EXERCISE AIM: Print the entries exactly; skip the pictures.

(Items from an interface collection)
◆ ◆ ◆ ◆

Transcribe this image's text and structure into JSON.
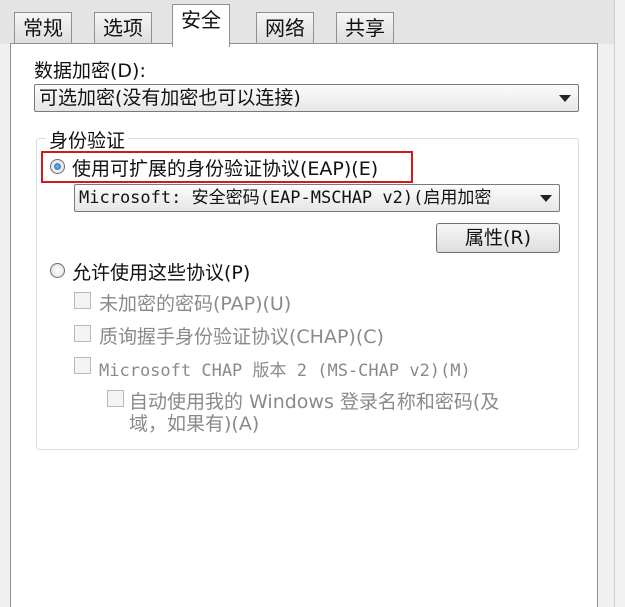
{
  "tabs": [
    {
      "label": "常规"
    },
    {
      "label": "选项"
    },
    {
      "label": "安全"
    },
    {
      "label": "网络"
    },
    {
      "label": "共享"
    }
  ],
  "active_tab": "安全",
  "encryption": {
    "label": "数据加密(D):",
    "selected": "可选加密(没有加密也可以连接)"
  },
  "auth": {
    "group_label": "身份验证",
    "eap_radio": {
      "label": "使用可扩展的身份验证协议(EAP)(E)",
      "checked": true
    },
    "eap_method": "Microsoft: 安全密码(EAP-MSCHAP v2)(启用加密",
    "properties_button": "属性(R)",
    "allow_radio": {
      "label": "允许使用这些协议(P)",
      "checked": false
    },
    "protocols": [
      {
        "label": "未加密的密码(PAP)(U)"
      },
      {
        "label": "质询握手身份验证协议(CHAP)(C)"
      },
      {
        "label": "Microsoft CHAP 版本 2 (MS-CHAP v2)(M)"
      }
    ],
    "auto_windows_line1": "自动使用我的 Windows 登录名称和密码(及",
    "auto_windows_line2": "域，如果有)(A)"
  },
  "colors": {
    "highlight": "#d21a1a",
    "radio_dot": "#1a5fb4"
  }
}
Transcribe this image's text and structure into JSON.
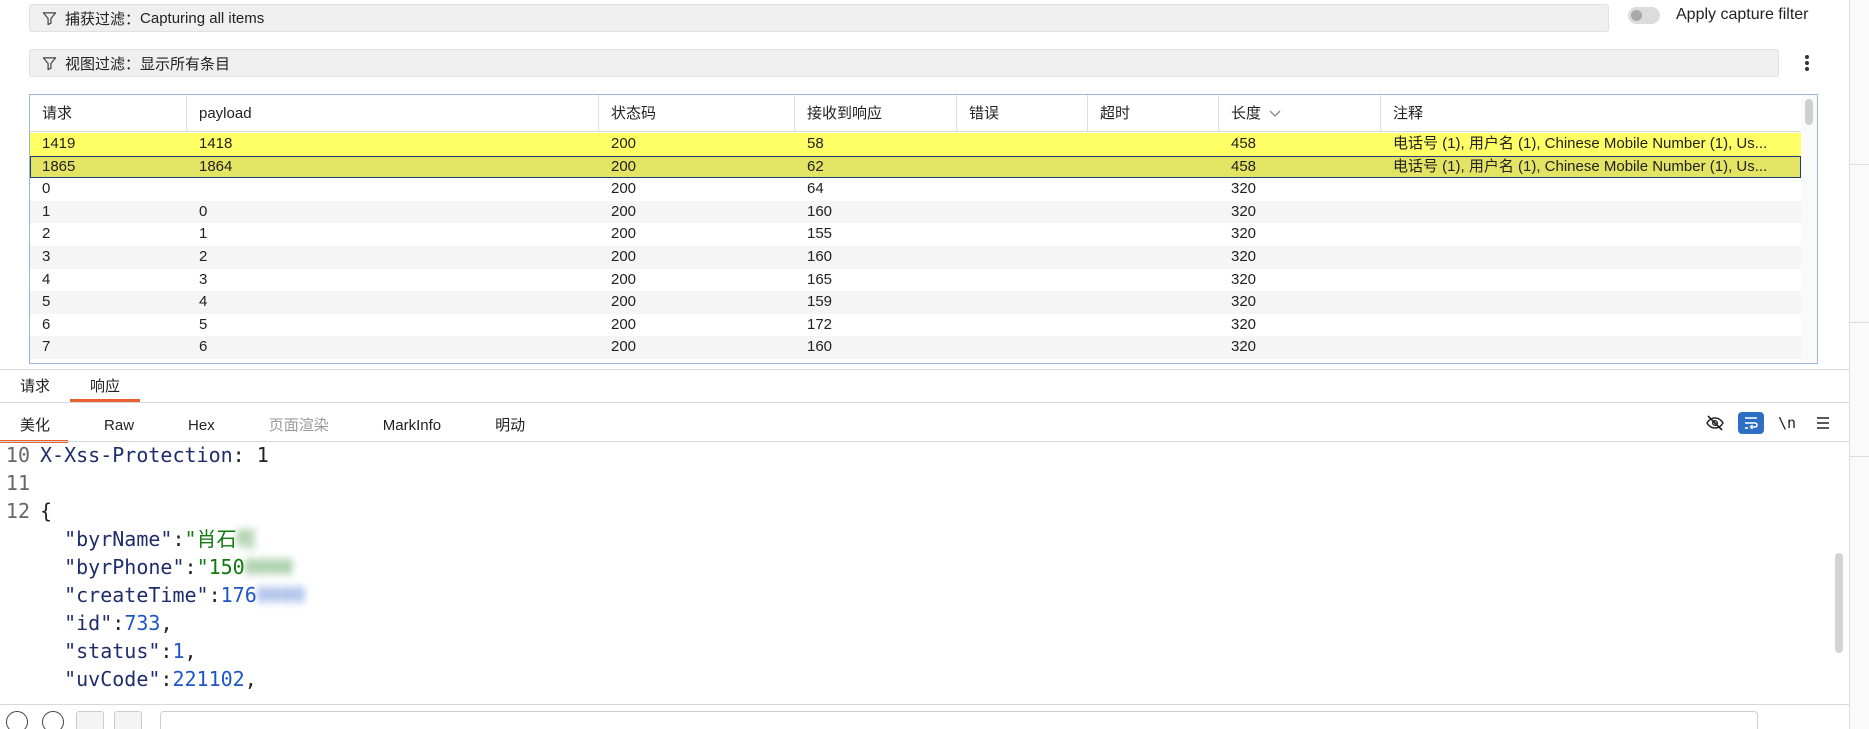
{
  "capture_filter": {
    "label": "捕获过滤：",
    "value": "Capturing all items"
  },
  "apply_capture_filter": {
    "label": "Apply capture filter"
  },
  "view_filter": {
    "label": "视图过滤：",
    "value": "显示所有条目"
  },
  "table": {
    "headers": [
      "请求",
      "payload",
      "状态码",
      "接收到响应",
      "错误",
      "超时",
      "长度",
      "注释"
    ],
    "sort_column": "长度",
    "rows": [
      {
        "req": "1419",
        "payload": "1418",
        "status": "200",
        "resp": "58",
        "err": "",
        "timeout": "",
        "len": "458",
        "note": "电话号 (1), 用户名 (1), Chinese Mobile Number (1), Us...",
        "style": "hl"
      },
      {
        "req": "1865",
        "payload": "1864",
        "status": "200",
        "resp": "62",
        "err": "",
        "timeout": "",
        "len": "458",
        "note": "电话号 (1), 用户名 (1), Chinese Mobile Number (1), Us...",
        "style": "sel"
      },
      {
        "req": "0",
        "payload": "",
        "status": "200",
        "resp": "64",
        "err": "",
        "timeout": "",
        "len": "320",
        "note": "",
        "style": ""
      },
      {
        "req": "1",
        "payload": "0",
        "status": "200",
        "resp": "160",
        "err": "",
        "timeout": "",
        "len": "320",
        "note": "",
        "style": ""
      },
      {
        "req": "2",
        "payload": "1",
        "status": "200",
        "resp": "155",
        "err": "",
        "timeout": "",
        "len": "320",
        "note": "",
        "style": ""
      },
      {
        "req": "3",
        "payload": "2",
        "status": "200",
        "resp": "160",
        "err": "",
        "timeout": "",
        "len": "320",
        "note": "",
        "style": ""
      },
      {
        "req": "4",
        "payload": "3",
        "status": "200",
        "resp": "165",
        "err": "",
        "timeout": "",
        "len": "320",
        "note": "",
        "style": ""
      },
      {
        "req": "5",
        "payload": "4",
        "status": "200",
        "resp": "159",
        "err": "",
        "timeout": "",
        "len": "320",
        "note": "",
        "style": ""
      },
      {
        "req": "6",
        "payload": "5",
        "status": "200",
        "resp": "172",
        "err": "",
        "timeout": "",
        "len": "320",
        "note": "",
        "style": ""
      },
      {
        "req": "7",
        "payload": "6",
        "status": "200",
        "resp": "160",
        "err": "",
        "timeout": "",
        "len": "320",
        "note": "",
        "style": ""
      }
    ]
  },
  "tabs": {
    "request": "请求",
    "response": "响应"
  },
  "subtabs": {
    "pretty": "美化",
    "raw": "Raw",
    "hex": "Hex",
    "render": "页面渲染",
    "markinfo": "MarkInfo",
    "explain": "明动"
  },
  "toolbar": {
    "newline_label": "\\n"
  },
  "editor": {
    "ln10": "10",
    "ln11": "11",
    "ln12": "12",
    "header_key": "X-Xss-Protection",
    "header_val": "1",
    "brace_open": "{",
    "byrName_key": "\"byrName\"",
    "byrName_val": "\"肖石",
    "byrName_blur": "旺",
    "byrPhone_key": "\"byrPhone\"",
    "byrPhone_val": "\"150",
    "byrPhone_blur": "0000",
    "createTime_key": "\"createTime\"",
    "createTime_val": "176",
    "createTime_blur": "0000",
    "id_key": "\"id\"",
    "id_val": "733",
    "status_key": "\"status\"",
    "status_val": "1",
    "uvCode_key": "\"uvCode\"",
    "uvCode_val": "221102"
  },
  "colors": {
    "highlight": "#ffff66",
    "selected": "#e4e464",
    "accent": "#e8602c",
    "toggle_on": "#2f6ec5"
  }
}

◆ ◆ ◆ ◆

SOLUTION FOR THIS PROBLEM:
Transcribe this image's text and structure into JSON.
{
  "tabs": [
    {
      "label": "常规"
    },
    {
      "label": "选项"
    },
    {
      "label": "安全"
    },
    {
      "label": "网络"
    },
    {
      "label": "共享"
    }
  ],
  "active_tab": "安全",
  "encryption": {
    "label": "数据加密(D):",
    "selected": "可选加密(没有加密也可以连接)"
  },
  "auth": {
    "group_label": "身份验证",
    "eap_radio": {
      "label": "使用可扩展的身份验证协议(EAP)(E)",
      "checked": true
    },
    "eap_method": "Microsoft: 安全密码(EAP-MSCHAP v2)(启用加密",
    "properties_button": "属性(R)",
    "allow_radio": {
      "label": "允许使用这些协议(P)",
      "checked": false
    },
    "protocols": [
      {
        "label": "未加密的密码(PAP)(U)"
      },
      {
        "label": "质询握手身份验证协议(CHAP)(C)"
      },
      {
        "label": "Microsoft CHAP 版本 2 (MS-CHAP v2)(M)"
      }
    ],
    "auto_windows_line1": "自动使用我的 Windows 登录名称和密码(及",
    "auto_windows_line2": "域，如果有)(A)"
  },
  "colors": {
    "highlight": "#d21a1a",
    "radio_dot": "#1a5fb4"
  }
}
Transcribe this image's text and structure into JSON.
{
  "capture_filter": {
    "label": "捕获过滤：",
    "value": "Capturing all items"
  },
  "apply_capture_filter": {
    "label": "Apply capture filter"
  },
  "view_filter": {
    "label": "视图过滤：",
    "value": "显示所有条目"
  },
  "table": {
    "headers": [
      "请求",
      "payload",
      "状态码",
      "接收到响应",
      "错误",
      "超时",
      "长度",
      "注释"
    ],
    "sort_column": "长度",
    "rows": [
      {
        "req": "1419",
        "payload": "1418",
        "status": "200",
        "resp": "58",
        "err": "",
        "timeout": "",
        "len": "458",
        "note": "电话号 (1), 用户名 (1), Chinese Mobile Number (1), Us...",
        "style": "hl"
      },
      {
        "req": "1865",
        "payload": "1864",
        "status": "200",
        "resp": "62",
        "err": "",
        "timeout": "",
        "len": "458",
        "note": "电话号 (1), 用户名 (1), Chinese Mobile Number (1), Us...",
        "style": "sel"
      },
      {
        "req": "0",
        "payload": "",
        "status": "200",
        "resp": "64",
        "err": "",
        "timeout": "",
        "len": "320",
        "note": "",
        "style": ""
      },
      {
        "req": "1",
        "payload": "0",
        "status": "200",
        "resp": "160",
        "err": "",
        "timeout": "",
        "len": "320",
        "note": "",
        "style": ""
      },
      {
        "req": "2",
        "payload": "1",
        "status": "200",
        "resp": "155",
        "err": "",
        "timeout": "",
        "len": "320",
        "note": "",
        "style": ""
      },
      {
        "req": "3",
        "payload": "2",
        "status": "200",
        "resp": "160",
        "err": "",
        "timeout": "",
        "len": "320",
        "note": "",
        "style": ""
      },
      {
        "req": "4",
        "payload": "3",
        "status": "200",
        "resp": "165",
        "err": "",
        "timeout": "",
        "len": "320",
        "note": "",
        "style": ""
      },
      {
        "req": "5",
        "payload": "4",
        "status": "200",
        "resp": "159",
        "err": "",
        "timeout": "",
        "len": "320",
        "note": "",
        "style": ""
      },
      {
        "req": "6",
        "payload": "5",
        "status": "200",
        "resp": "172",
        "err": "",
        "timeout": "",
        "len": "320",
        "note": "",
        "style": ""
      },
      {
        "req": "7",
        "payload": "6",
        "status": "200",
        "resp": "160",
        "err": "",
        "timeout": "",
        "len": "320",
        "note": "",
        "style": ""
      }
    ]
  },
  "tabs": {
    "request": "请求",
    "response": "响应"
  },
  "subtabs": {
    "pretty": "美化",
    "raw": "Raw",
    "hex": "Hex",
    "render": "页面渲染",
    "markinfo": "MarkInfo",
    "explain": "明动"
  },
  "toolbar": {
    "newline_label": "\\n"
  },
  "editor": {
    "ln10": "10",
    "ln11": "11",
    "ln12": "12",
    "header_key": "X-Xss-Protection",
    "header_val": "1",
    "brace_open": "{",
    "byrName_key": "\"byrName\"",
    "byrName_val": "\"肖石",
    "byrName_blur": "旺",
    "byrPhone_key": "\"byrPhone\"",
    "byrPhone_val": "\"150",
    "byrPhone_blur": "0000",
    "createTime_key": "\"createTime\"",
    "createTime_val": "176",
    "createTime_blur": "0000",
    "id_key": "\"id\"",
    "id_val": "733",
    "status_key": "\"status\"",
    "status_val": "1",
    "uvCode_key": "\"uvCode\"",
    "uvCode_val": "221102"
  },
  "colors": {
    "highlight": "#ffff66",
    "selected": "#e4e464",
    "accent": "#e8602c",
    "toggle_on": "#2f6ec5"
  }
}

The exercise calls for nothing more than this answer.